A 61-year-old man killed himself in central Beirut in broad daylight, leaving a note apparently linking his suicide to the country's escalating economic crisis (Photo: AFP)
Two suicides in Lebanon on Friday, apparently linked to the country's deepening economic downturn, have sparked a new wave of criticism over the government's mishandling of the crisis.
A 61-year-old man from the eastern region of Hermel shot himself on the sidewalk of a bustling Beirut shopping street in broad daylight, leaving a note and his clean criminal record at the scene.
The note referenced a popular revolutionary song that mentions hunger, suggesting his suicide was linked to the economic crisis that has been ravaging livelihoods across the country.
"He killed himself because of hunger," the man's cousin screamed as the security forces carried away the body.
"Curse the government!"
The Lebanese pound, officially pegged at 1,507 pounds to the greenback, reached more than 9,000 to the dollar this week on the black market in a dizzying devaluation.
Prices have soared almost as fast as the exchange rate has plummeted, meaning that a salary of one million pounds is now worth a little more than $100, compared with almost $700 last year.
The suicide sparked small protests in the Hamra district, denouncing the government for its inaction over the country's worst economic crisis since its 1975-1990 civil war.
"He did not commit suicide, he was killed in cold blood," read one sign, blaming the government.
Saba Mroue, a protestor, said: "the political class is responsible".
A second suicide, by a van driver near the southern city of Sidon, was also apparently linked to the economic crisis, a local official said.
The 37-year-old van driver hung himself in his home in the town of Jadra and his body was found on Friday morning, said municipality head Joseph al-Azzi.
The official said the suicide was linked to the economic crisis, saying the man was struggling financially.
A spokesperson for Lebanon's Internal Security Forces confirmed the two suicides, saying that suicide rates are up this year, although he could not provide figures.

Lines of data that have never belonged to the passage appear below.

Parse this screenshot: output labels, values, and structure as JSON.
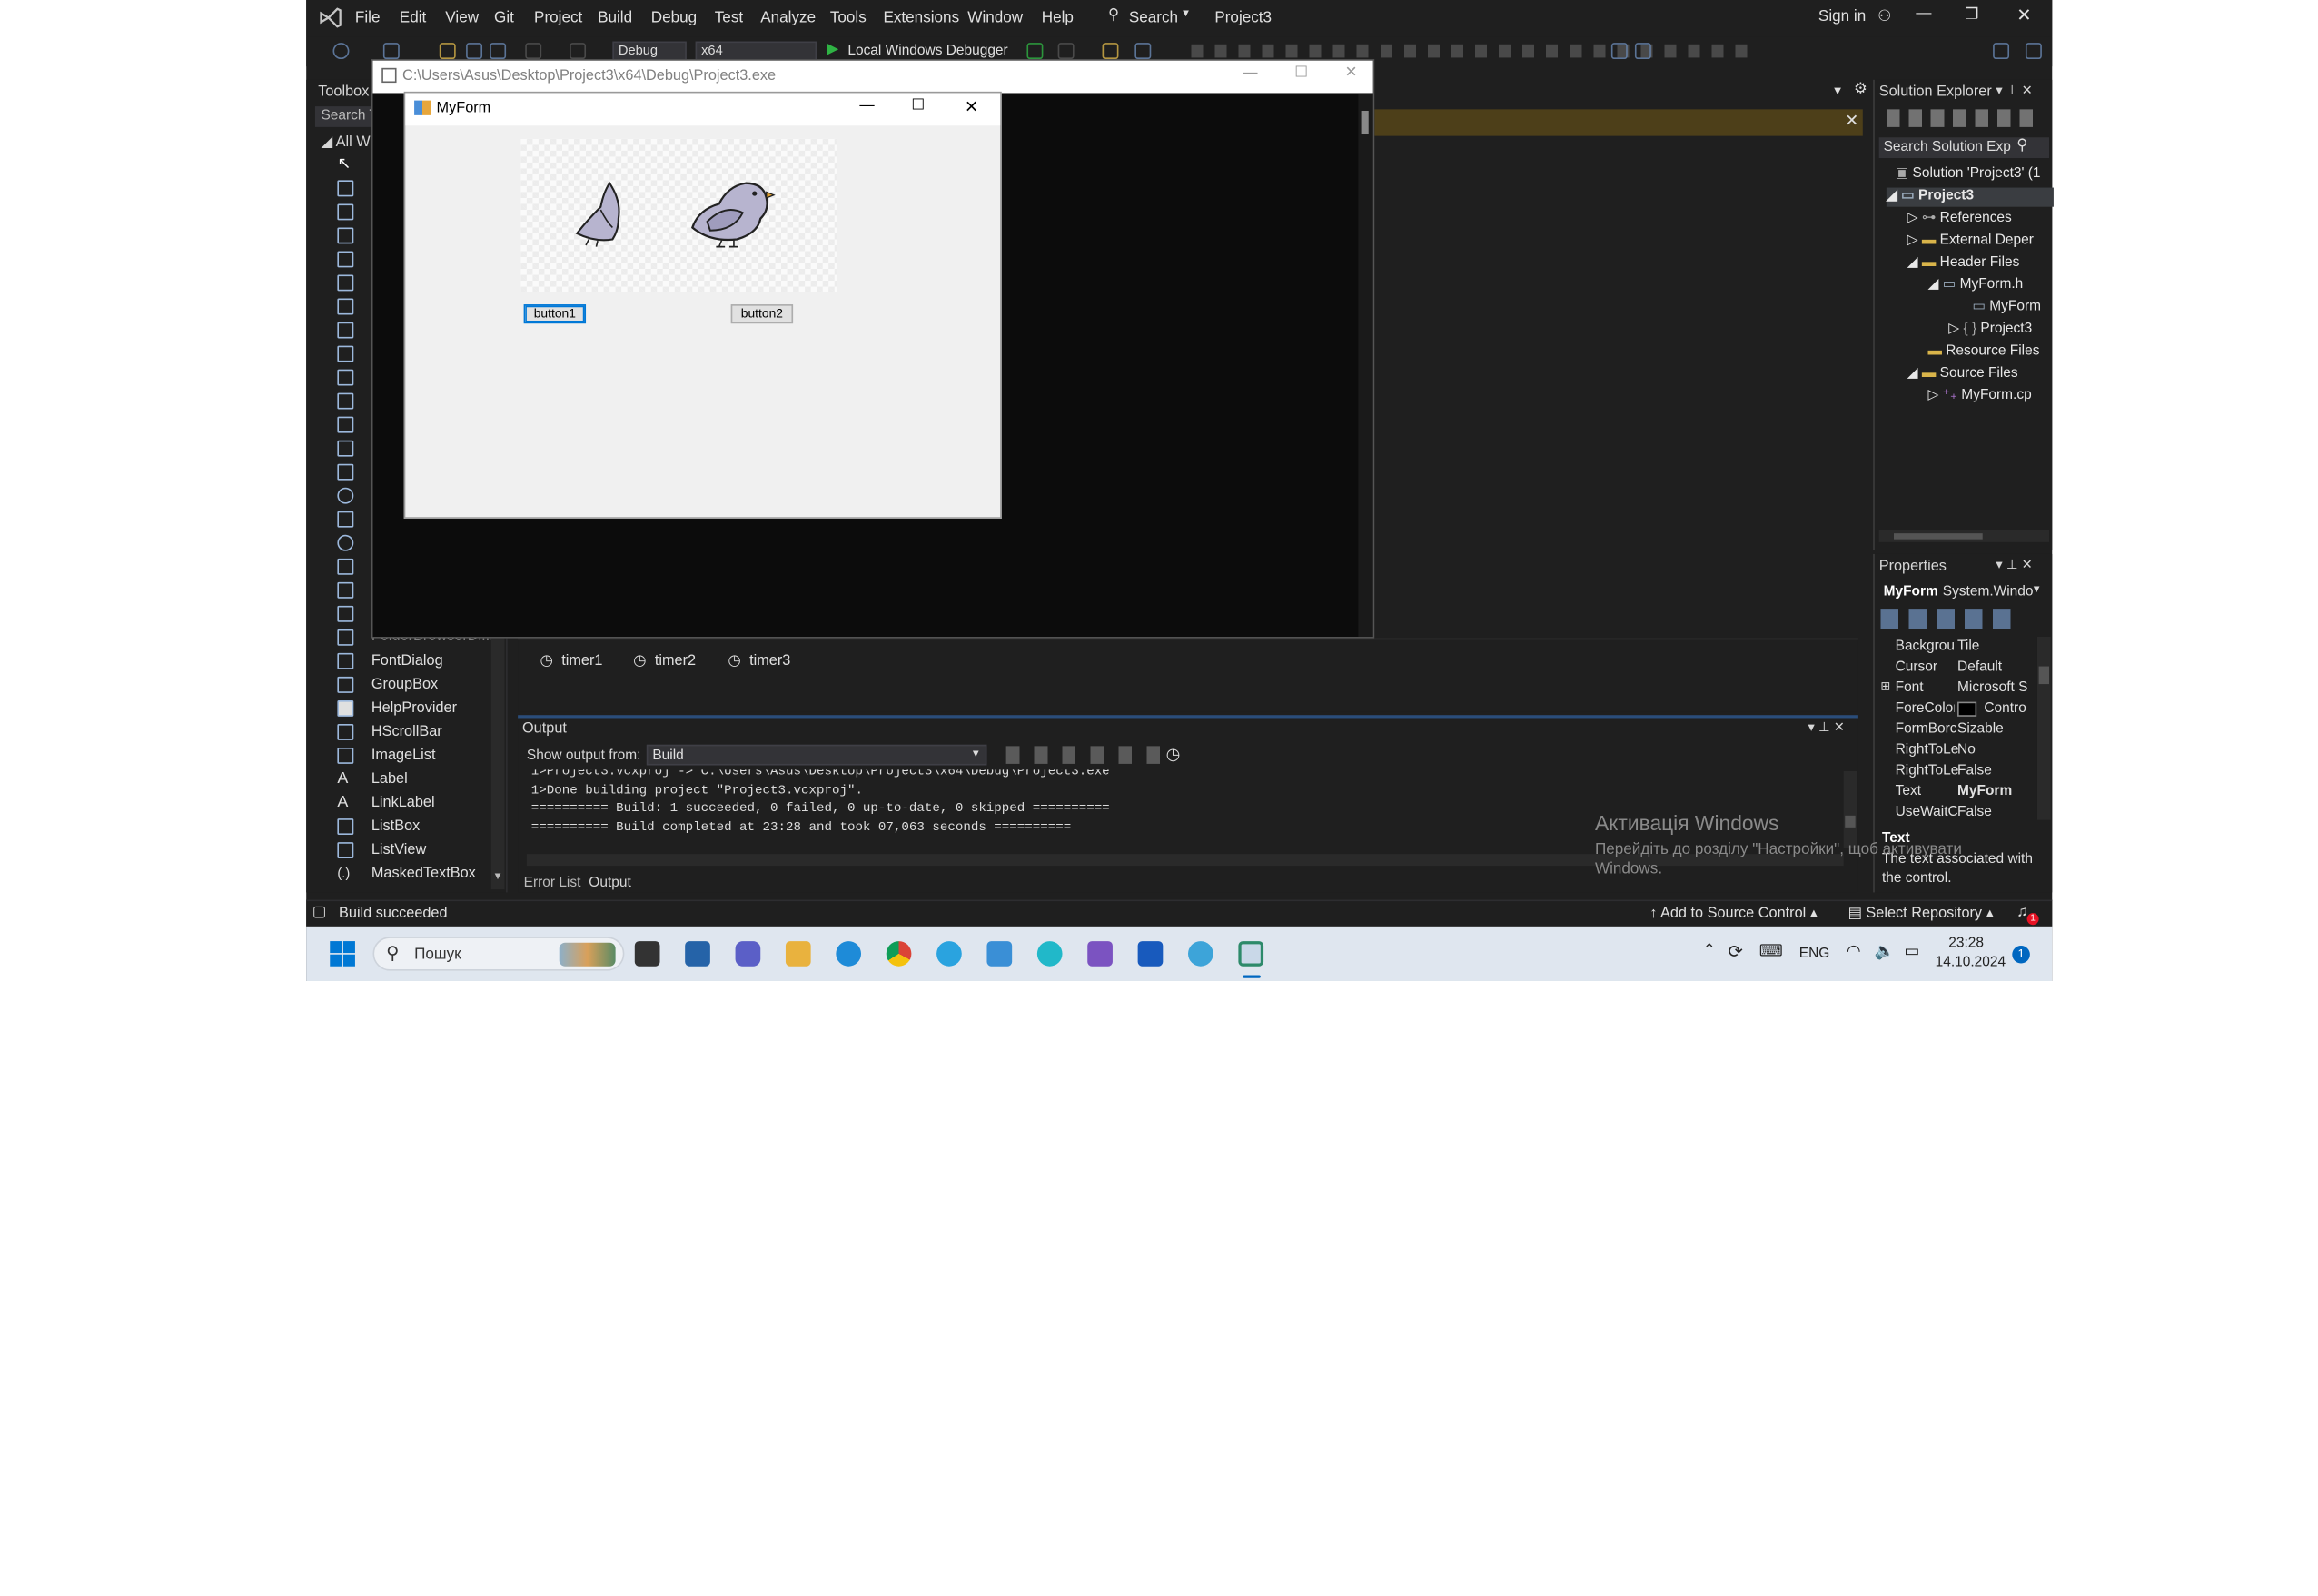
{
  "menu": [
    "File",
    "Edit",
    "View",
    "Git",
    "Project",
    "Build",
    "Debug",
    "Test",
    "Analyze",
    "Tools",
    "Extensions",
    "Window",
    "Help"
  ],
  "search_label": "Search",
  "solution_name": "Project3",
  "sign_in": "Sign in",
  "toolbar": {
    "config": "Debug",
    "platform": "x64",
    "run_label": "Local Windows Debugger"
  },
  "toolbox": {
    "title": "Toolbox",
    "search_placeholder": "Search T",
    "group": "All Wi",
    "items": [
      "FolderBrowserDi...",
      "FontDialog",
      "GroupBox",
      "HelpProvider",
      "HScrollBar",
      "ImageList",
      "Label",
      "LinkLabel",
      "ListBox",
      "ListView",
      "MaskedTextBox"
    ]
  },
  "exe_window": {
    "title": "C:\\Users\\Asus\\Desktop\\Project3\\x64\\Debug\\Project3.exe"
  },
  "myform": {
    "title": "MyForm",
    "button1": "button1",
    "button2": "button2"
  },
  "timers": [
    "timer1",
    "timer2",
    "timer3"
  ],
  "output": {
    "title": "Output",
    "show_from_label": "Show output from:",
    "source": "Build",
    "lines": [
      "1>Project3.vcxproj -> C:\\Users\\Asus\\Desktop\\Project3\\x64\\Debug\\Project3.exe",
      "1>Done building project \"Project3.vcxproj\".",
      "========== Build: 1 succeeded, 0 failed, 0 up-to-date, 0 skipped ==========",
      "========== Build completed at 23:28 and took 07,063 seconds =========="
    ],
    "tabs": [
      "Error List",
      "Output"
    ]
  },
  "solution_explorer": {
    "title": "Solution Explorer",
    "search_placeholder": "Search Solution Exp",
    "nodes": [
      "Solution 'Project3' (1",
      "Project3",
      "References",
      "External Deper",
      "Header Files",
      "MyForm.h",
      "MyForm",
      "Project3",
      "Resource Files",
      "Source Files",
      "MyForm.cp"
    ]
  },
  "properties": {
    "title": "Properties",
    "object": "MyForm",
    "object_type": "System.Windo",
    "rows": [
      {
        "name": "Backgrou",
        "value": "Tile"
      },
      {
        "name": "Cursor",
        "value": "Default"
      },
      {
        "name": "Font",
        "value": "Microsoft S"
      },
      {
        "name": "ForeColor",
        "value": "Contro"
      },
      {
        "name": "FormBorc",
        "value": "Sizable"
      },
      {
        "name": "RightToLe",
        "value": "No"
      },
      {
        "name": "RightToLe",
        "value": "False"
      },
      {
        "name": "Text",
        "value": "MyForm"
      },
      {
        "name": "UseWaitC",
        "value": "False"
      }
    ],
    "desc_title": "Text",
    "desc_text": "The text associated with the control."
  },
  "activation": {
    "title": "Активація Windows",
    "line1": "Перейдіть до розділу \"Настройки\", щоб активувати",
    "line2": "Windows."
  },
  "status": {
    "left": "Build succeeded",
    "source_control": "Add to Source Control",
    "repository": "Select Repository",
    "notifications": "1"
  },
  "taskbar": {
    "search": "Пошук",
    "lang": "ENG",
    "time": "23:28",
    "date": "14.10.2024",
    "notif": "1"
  },
  "colors": {
    "vs_bg": "#1f1f1f",
    "accent": "#0e639c",
    "run_green": "#2fb344",
    "taskbar": "#dfe6ef"
  }
}
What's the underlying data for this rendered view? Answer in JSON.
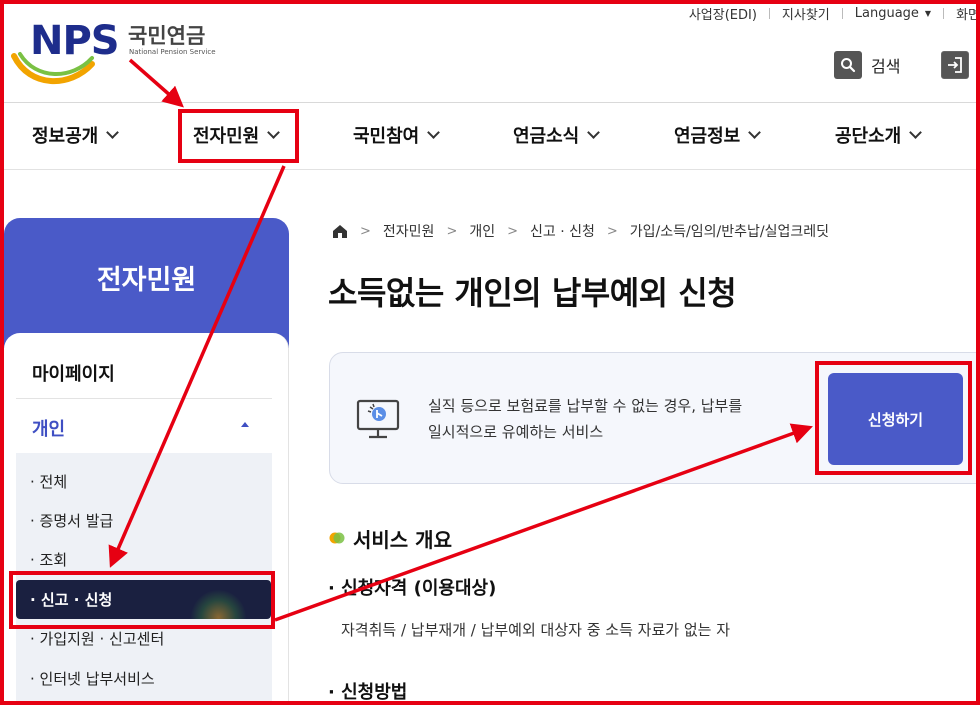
{
  "header": {
    "logo_text": "NPS",
    "logo_ko": "국민연금",
    "logo_en": "National Pension Service",
    "util_links": [
      "사업장(EDI)",
      "지사찾기",
      "Language",
      "화면"
    ],
    "search_label": "검색"
  },
  "gnb": {
    "items": [
      "정보공개",
      "전자민원",
      "국민참여",
      "연금소식",
      "연금정보",
      "공단소개"
    ]
  },
  "sidebar": {
    "title": "전자민원",
    "mypage": "마이페이지",
    "section": "개인",
    "sub_items": [
      "· 전체",
      "· 증명서 발급",
      "· 조회",
      "· 신고 · 신청",
      "· 가입지원 · 신고센터",
      "· 인터넷 납부서비스"
    ]
  },
  "breadcrumb": [
    "전자민원",
    "개인",
    "신고 · 신청",
    "가입/소득/임의/반추납/실업크레딧"
  ],
  "main": {
    "title": "소득없는 개인의 납부예외 신청",
    "desc_line1": "실직 등으로 보험료를 납부할 수 없는 경우, 납부를",
    "desc_line2": "일시적으로 유예하는 서비스",
    "apply_label": "신청하기",
    "section_title": "서비스 개요",
    "qual_heading": "· 신청자격 (이용대상)",
    "qual_text": "자격취득 / 납부재개 / 납부예외 대상자 중 소득 자료가 없는 자",
    "method_heading": "· 신청방법"
  },
  "colors": {
    "brand_blue": "#4a5ac8",
    "highlight_red": "#e60012",
    "active_nav": "#1a2040"
  }
}
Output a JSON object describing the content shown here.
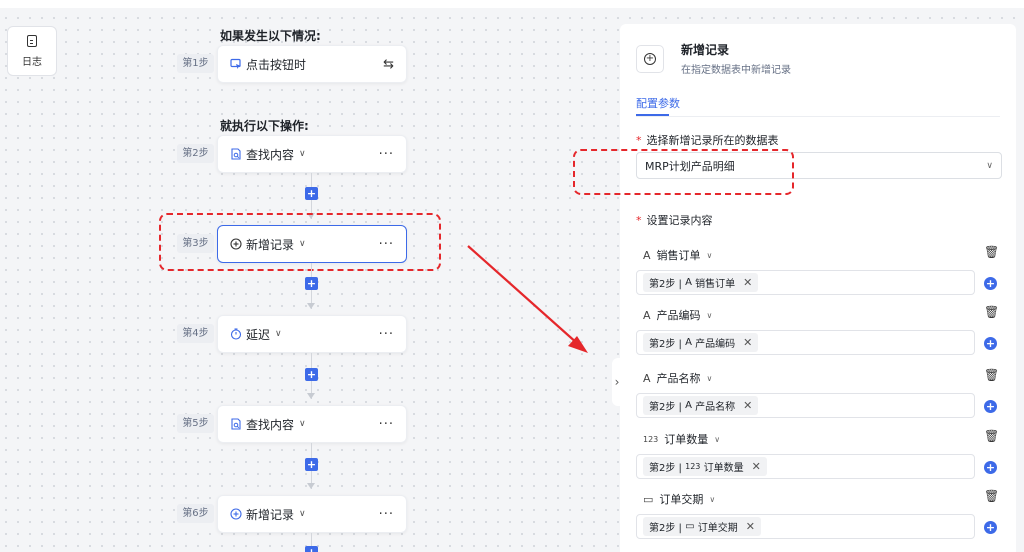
{
  "log": {
    "label": "日志",
    "icon": "log-icon"
  },
  "flow": {
    "trigger_title": "如果发生以下情况:",
    "action_title": "就执行以下操作:",
    "steps": [
      {
        "badge": "第1步",
        "label": "点击按钮时",
        "icon": "cursor-click-icon"
      },
      {
        "badge": "第2步",
        "label": "查找内容",
        "icon": "search-doc-icon"
      },
      {
        "badge": "第3步",
        "label": "新增记录",
        "icon": "add-circle-icon"
      },
      {
        "badge": "第4步",
        "label": "延迟",
        "icon": "timer-icon"
      },
      {
        "badge": "第5步",
        "label": "查找内容",
        "icon": "search-doc-icon"
      },
      {
        "badge": "第6步",
        "label": "新增记录",
        "icon": "add-circle-icon"
      }
    ],
    "more_label": "···",
    "plus_label": "+"
  },
  "panel": {
    "title": "新增记录",
    "subtitle": "在指定数据表中新增记录",
    "tab": "配置参数",
    "table_label": "选择新增记录所在的数据表",
    "table_value": "MRP计划产品明细",
    "content_label": "设置记录内容",
    "required_mark": "*",
    "fields": [
      {
        "icon_text": "A",
        "name": "销售订单",
        "chip_prefix": "第2步 |",
        "chip_icon": "A",
        "chip_name": "销售订单"
      },
      {
        "icon_text": "A",
        "name": "产品编码",
        "chip_prefix": "第2步 |",
        "chip_icon": "A",
        "chip_name": "产品编码"
      },
      {
        "icon_text": "A",
        "name": "产品名称",
        "chip_prefix": "第2步 |",
        "chip_icon": "A",
        "chip_name": "产品名称"
      },
      {
        "icon_text": "123",
        "name": "订单数量",
        "chip_prefix": "第2步 |",
        "chip_icon": "123",
        "chip_name": "订单数量"
      },
      {
        "icon_text": "▭",
        "name": "订单交期",
        "chip_prefix": "第2步 |",
        "chip_icon": "▭",
        "chip_name": "订单交期"
      }
    ]
  },
  "colors": {
    "accent": "#3d6ae8",
    "highlight": "#e5272b"
  }
}
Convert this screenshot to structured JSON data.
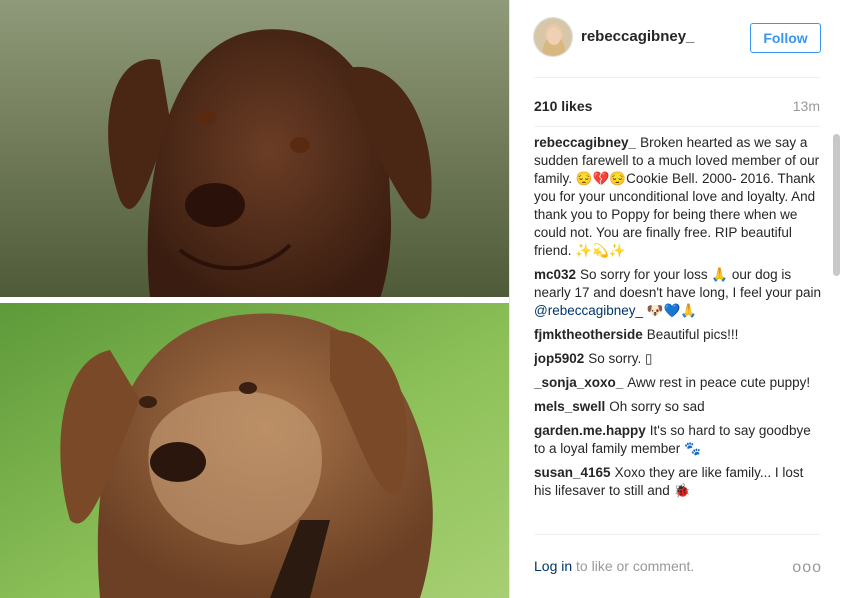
{
  "header": {
    "username": "rebeccagibney_",
    "follow_label": "Follow"
  },
  "stats": {
    "likes": "210 likes",
    "time": "13m"
  },
  "comments": [
    {
      "user": "rebeccagibney_",
      "text": "Broken hearted as we say a sudden farewell to a much loved member of our family. 😔💔😔Cookie Bell. 2000- 2016. Thank you for your unconditional love and loyalty. And thank you to Poppy for being there when we could not. You are finally free. RIP beautiful friend. ✨💫✨"
    },
    {
      "user": "mc032",
      "text": "So sorry for your loss 🙏 our dog is nearly 17 and doesn't have long, I feel your pain",
      "mention": "@rebeccagibney_",
      "tail": " 🐶💙🙏"
    },
    {
      "user": "fjmktheotherside",
      "text": "Beautiful pics!!!"
    },
    {
      "user": "jop5902",
      "text": "So sorry. ▯"
    },
    {
      "user": "_sonja_xoxo_",
      "text": "Aww rest in peace cute puppy!"
    },
    {
      "user": "mels_swell",
      "text": "Oh sorry so sad"
    },
    {
      "user": "garden.me.happy",
      "text": "It's so hard to say goodbye to a loyal family member 🐾"
    },
    {
      "user": "susan_4165",
      "text": "Xoxo they are like family... I lost his lifesaver to still and 🐞"
    }
  ],
  "footer": {
    "login": "Log in",
    "rest": " to like or comment.",
    "more": "ooo"
  },
  "colors": {
    "link": "#3897f0",
    "dark_link": "#003569",
    "text": "#262626",
    "muted": "#999999"
  }
}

Jad Chaaban, an economist and anti-government activist, described the suicides as a "murder by a ruling class that is prepared to kill us, starve us and impoverish us so that they can guard their interests."